  14. teve tory says:

    That’s just a pet peeve of mine because it’s so weird. In the 90’s I was a print journalist under a different name, doing both straight news and features, and in the print world you’d have misspellings, and run-ons, and accidental splices, but I literally never once saw a word just missing from a sentence. But on the web I see it Every. Day. On Vox, Slate, Mother Jones, Business Insider, Forbes, WaPo, TechCrunch, The Verge, Cnet, etc etc. I can’t understand what it is about this medium that makes such an odd error so frequent.

  15. de stijl says:

    @teve tory:

    1. Spell-checker

    It’s smart enough to tell you “neccesary” should be “necessary,” but not smart enough to tell you that you’ve elided a word entirely. Something underlined in red tends to get noticed.

    2. Edit as you go

    I can’t speak for everyone, but on-line I tend to edit sentence by sentence, quick preview, minor polish, then post. Very light editing.

    3. Our brilliant/stupid brains

    While editing, our brains fill in the missing words easily because it knows what we intended to say not what we actually wrote.

  16. de stijl says:

    @Dave Schuler:

    What about Paypal?

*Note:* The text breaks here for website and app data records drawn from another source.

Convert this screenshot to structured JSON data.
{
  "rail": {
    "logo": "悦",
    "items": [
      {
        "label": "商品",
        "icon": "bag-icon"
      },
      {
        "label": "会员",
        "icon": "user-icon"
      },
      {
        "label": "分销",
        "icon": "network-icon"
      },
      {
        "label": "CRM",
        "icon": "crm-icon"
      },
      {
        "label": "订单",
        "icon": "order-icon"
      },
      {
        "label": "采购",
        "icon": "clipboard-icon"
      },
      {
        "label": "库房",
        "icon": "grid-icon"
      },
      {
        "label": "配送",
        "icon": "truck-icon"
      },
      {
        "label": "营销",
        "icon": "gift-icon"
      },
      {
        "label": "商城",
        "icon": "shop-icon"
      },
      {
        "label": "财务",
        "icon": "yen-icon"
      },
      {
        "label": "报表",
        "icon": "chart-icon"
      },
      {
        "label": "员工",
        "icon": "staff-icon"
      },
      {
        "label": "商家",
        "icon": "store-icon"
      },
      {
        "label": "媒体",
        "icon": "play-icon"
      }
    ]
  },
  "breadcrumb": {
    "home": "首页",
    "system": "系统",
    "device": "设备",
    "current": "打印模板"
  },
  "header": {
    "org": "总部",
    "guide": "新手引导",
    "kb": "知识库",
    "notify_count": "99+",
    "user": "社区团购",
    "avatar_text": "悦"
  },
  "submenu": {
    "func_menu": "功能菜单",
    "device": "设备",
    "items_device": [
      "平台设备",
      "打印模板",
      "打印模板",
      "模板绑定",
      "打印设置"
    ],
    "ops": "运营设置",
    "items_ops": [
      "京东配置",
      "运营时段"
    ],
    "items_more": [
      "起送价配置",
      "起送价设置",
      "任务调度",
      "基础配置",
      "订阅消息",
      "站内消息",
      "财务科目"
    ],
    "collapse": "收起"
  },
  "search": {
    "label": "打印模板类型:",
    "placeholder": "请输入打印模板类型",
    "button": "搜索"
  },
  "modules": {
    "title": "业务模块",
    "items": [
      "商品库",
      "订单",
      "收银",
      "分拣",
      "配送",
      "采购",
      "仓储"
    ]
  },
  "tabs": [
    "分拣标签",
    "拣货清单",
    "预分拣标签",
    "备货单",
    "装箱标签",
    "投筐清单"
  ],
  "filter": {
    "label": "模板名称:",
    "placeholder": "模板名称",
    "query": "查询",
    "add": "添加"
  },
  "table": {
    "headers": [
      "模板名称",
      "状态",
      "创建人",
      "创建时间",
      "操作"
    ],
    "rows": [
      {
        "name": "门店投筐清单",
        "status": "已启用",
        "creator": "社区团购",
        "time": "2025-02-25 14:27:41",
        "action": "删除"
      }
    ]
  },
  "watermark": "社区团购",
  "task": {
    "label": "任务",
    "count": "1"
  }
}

  17. Dave Schuler says:

    It’s no longer of his companies.

  18. de stijl says:

    At the that it was his company, did it fit your thesis?

  19. DrDaveT says:

    @Dave Schuler:

    Basically just schemes for getting grants and suckering investors

    Well, if you ignore things like putting stuff in orbit…

    Are you pining for some past Golden Age when R&D wasn’t government-funded? You seem not to be aware that the fraction of US R&D that is government-funded is lower than it has ever been at the moment.

  20. de stijl says:

    @teve tory:

    On another thread not an hour ago I wrote:

    Mooch didn’t the Cadillac El Dorado. He didn’t even get the steak knives.

    I missed the first “get” even though I looked at it three times. One set of eyes combined with brilliant/stupid brain. The mind fills in the gap very easily. You literally don’t see it.

  21. Just 'nutha ig'nint cracker says:

    @de stijl: If it helps any, the reasons that you noted in your earlier post are what research into editing errors tends to show. If I could have a nickel for every time I’ve seen a word that I didn’t write in my text or shown students that a word they’re positive they wrote isn’t actually there…

    (Sometimes they still see it the first two times and I have to show them that it is missing by having them read the sentence in reverse order the third.)

  22. teve tory says:

    @de stijl: Yeah, after pondering it a bit, I think the answer is that 20 years ago when I was writing for print, nothing ever made it into a paper or a magazine without at least one other person reading it. Whereas on the web the writer is often the instant publisher, and, like you said, the writer’s brain can fill in gaps. (which brains do a lot of)